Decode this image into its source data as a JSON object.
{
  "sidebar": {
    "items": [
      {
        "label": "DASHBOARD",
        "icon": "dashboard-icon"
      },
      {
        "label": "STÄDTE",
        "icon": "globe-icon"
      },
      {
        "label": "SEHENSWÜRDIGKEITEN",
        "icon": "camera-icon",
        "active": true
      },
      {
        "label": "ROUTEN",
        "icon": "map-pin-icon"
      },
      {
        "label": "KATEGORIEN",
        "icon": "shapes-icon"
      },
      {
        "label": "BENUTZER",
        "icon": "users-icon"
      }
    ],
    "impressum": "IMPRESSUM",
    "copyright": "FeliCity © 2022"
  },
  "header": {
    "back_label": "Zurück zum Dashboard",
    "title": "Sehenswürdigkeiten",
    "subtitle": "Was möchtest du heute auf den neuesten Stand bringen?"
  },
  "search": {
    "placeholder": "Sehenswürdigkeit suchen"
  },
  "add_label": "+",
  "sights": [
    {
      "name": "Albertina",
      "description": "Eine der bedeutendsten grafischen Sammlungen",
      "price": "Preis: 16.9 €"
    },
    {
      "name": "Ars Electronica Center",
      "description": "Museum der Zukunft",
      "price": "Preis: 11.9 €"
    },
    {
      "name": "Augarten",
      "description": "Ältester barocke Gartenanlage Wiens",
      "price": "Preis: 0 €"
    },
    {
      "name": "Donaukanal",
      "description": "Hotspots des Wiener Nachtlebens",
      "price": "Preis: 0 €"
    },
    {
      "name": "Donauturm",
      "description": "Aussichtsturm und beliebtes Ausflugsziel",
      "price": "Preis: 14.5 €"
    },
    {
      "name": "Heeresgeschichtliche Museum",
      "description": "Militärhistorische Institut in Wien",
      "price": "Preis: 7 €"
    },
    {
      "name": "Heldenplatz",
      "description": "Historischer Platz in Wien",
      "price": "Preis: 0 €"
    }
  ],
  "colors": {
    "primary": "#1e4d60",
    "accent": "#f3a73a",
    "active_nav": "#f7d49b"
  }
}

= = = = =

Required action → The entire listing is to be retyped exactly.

Your response →
Decode this image into its source data as a JSON object.
{
  "sidebar": {
    "items": [
      {
        "label": "DASHBOARD",
        "icon": "dashboard-icon"
      },
      {
        "label": "STÄDTE",
        "icon": "globe-icon"
      },
      {
        "label": "SEHENSWÜRDIGKEITEN",
        "icon": "camera-icon",
        "active": true
      },
      {
        "label": "ROUTEN",
        "icon": "map-pin-icon"
      },
      {
        "label": "KATEGORIEN",
        "icon": "shapes-icon"
      },
      {
        "label": "BENUTZER",
        "icon": "users-icon"
      }
    ],
    "impressum": "IMPRESSUM",
    "copyright": "FeliCity © 2022"
  },
  "header": {
    "back_label": "Zurück zum Dashboard",
    "title": "Sehenswürdigkeiten",
    "subtitle": "Was möchtest du heute auf den neuesten Stand bringen?"
  },
  "search": {
    "placeholder": "Sehenswürdigkeit suchen"
  },
  "add_label": "+",
  "sights": [
    {
      "name": "Albertina",
      "description": "Eine der bedeutendsten grafischen Sammlungen",
      "price": "Preis: 16.9 €"
    },
    {
      "name": "Ars Electronica Center",
      "description": "Museum der Zukunft",
      "price": "Preis: 11.9 €"
    },
    {
      "name": "Augarten",
      "description": "Ältester barocke Gartenanlage Wiens",
      "price": "Preis: 0 €"
    },
    {
      "name": "Donaukanal",
      "description": "Hotspots des Wiener Nachtlebens",
      "price": "Preis: 0 €"
    },
    {
      "name": "Donauturm",
      "description": "Aussichtsturm und beliebtes Ausflugsziel",
      "price": "Preis: 14.5 €"
    },
    {
      "name": "Heeresgeschichtliche Museum",
      "description": "Militärhistorische Institut in Wien",
      "price": "Preis: 7 €"
    },
    {
      "name": "Heldenplatz",
      "description": "Historischer Platz in Wien",
      "price": "Preis: 0 €"
    }
  ],
  "colors": {
    "primary": "#1e4d60",
    "accent": "#f3a73a",
    "active_nav": "#f7d49b"
  }
}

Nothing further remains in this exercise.